(Try it): Go through the records below and count every line containing "signature". Reply with the count alone.

Task data START

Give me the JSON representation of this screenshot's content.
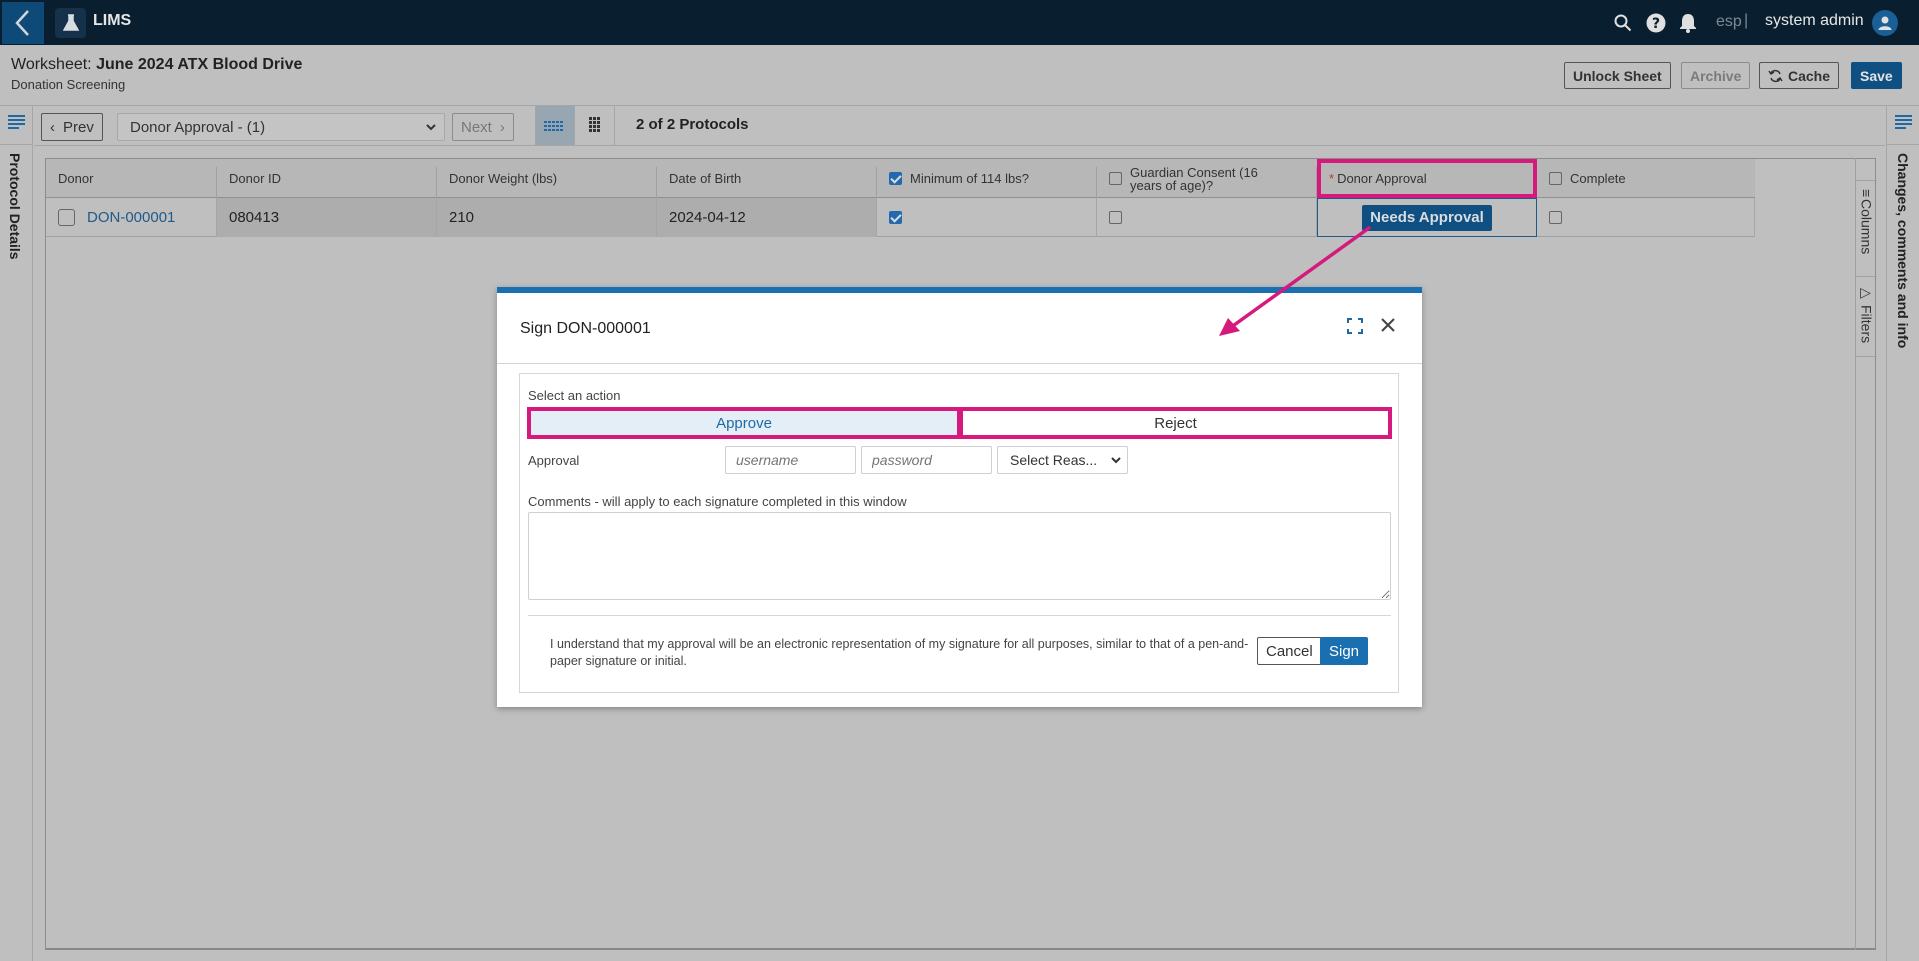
{
  "topbar": {
    "app_title": "LIMS",
    "environment": "esp",
    "separator": "|",
    "user_name": "system admin",
    "icons": [
      "back-chevron-icon",
      "flask-icon",
      "search-icon",
      "help-icon",
      "bell-icon",
      "user-avatar-icon"
    ]
  },
  "worksheet": {
    "label": "Worksheet: ",
    "name": "June 2024 ATX Blood Drive",
    "subtitle": "Donation Screening",
    "buttons": {
      "unlock": "Unlock Sheet",
      "archive": "Archive",
      "cache": "Cache",
      "save": "Save"
    }
  },
  "toolbar": {
    "prev": "Prev",
    "next": "Next",
    "protocol_selected": "Donor Approval - (1)",
    "protocol_count": "2 of 2 Protocols"
  },
  "side_panels": {
    "left": "Protocol Details",
    "right": "Changes, comments and info",
    "grid_tabs": [
      "Columns",
      "Filters"
    ]
  },
  "table": {
    "columns": [
      {
        "label": "Donor",
        "checkbox": false
      },
      {
        "label": "Donor ID",
        "checkbox": false
      },
      {
        "label": "Donor Weight (lbs)",
        "checkbox": false
      },
      {
        "label": "Date of Birth",
        "checkbox": false
      },
      {
        "label": "Minimum of 114 lbs?",
        "checkbox": true,
        "checked": true
      },
      {
        "label": "Guardian Consent (16 years of age)?",
        "checkbox": true,
        "checked": false
      },
      {
        "label": "Donor Approval",
        "required": true,
        "required_mark": "*"
      },
      {
        "label": "Complete",
        "checkbox": true,
        "checked": false
      }
    ],
    "rows": [
      {
        "donor": "DON-000001",
        "donor_id": "080413",
        "weight": "210",
        "dob": "2024-04-12",
        "minimum_114": true,
        "guardian_consent": false,
        "donor_approval": "Needs Approval",
        "complete": false
      }
    ]
  },
  "dialog": {
    "title": "Sign DON-000001",
    "select_action_label": "Select an action",
    "actions": [
      "Approve",
      "Reject"
    ],
    "selected_action": "Approve",
    "approval_label": "Approval",
    "username_placeholder": "username",
    "password_placeholder": "password",
    "reason_select": "Select Reas...",
    "comments_label": "Comments - will apply to each signature completed in this window",
    "comments_value": "",
    "attestation": "I understand that my approval will be an electronic representation of my signature for all purposes, similar to that of a pen-and-paper signature or initial.",
    "cancel": "Cancel",
    "sign": "Sign"
  },
  "annotation_color": "#d6197c",
  "accent_color": "#1a6fb0"
}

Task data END

(Task solution): 2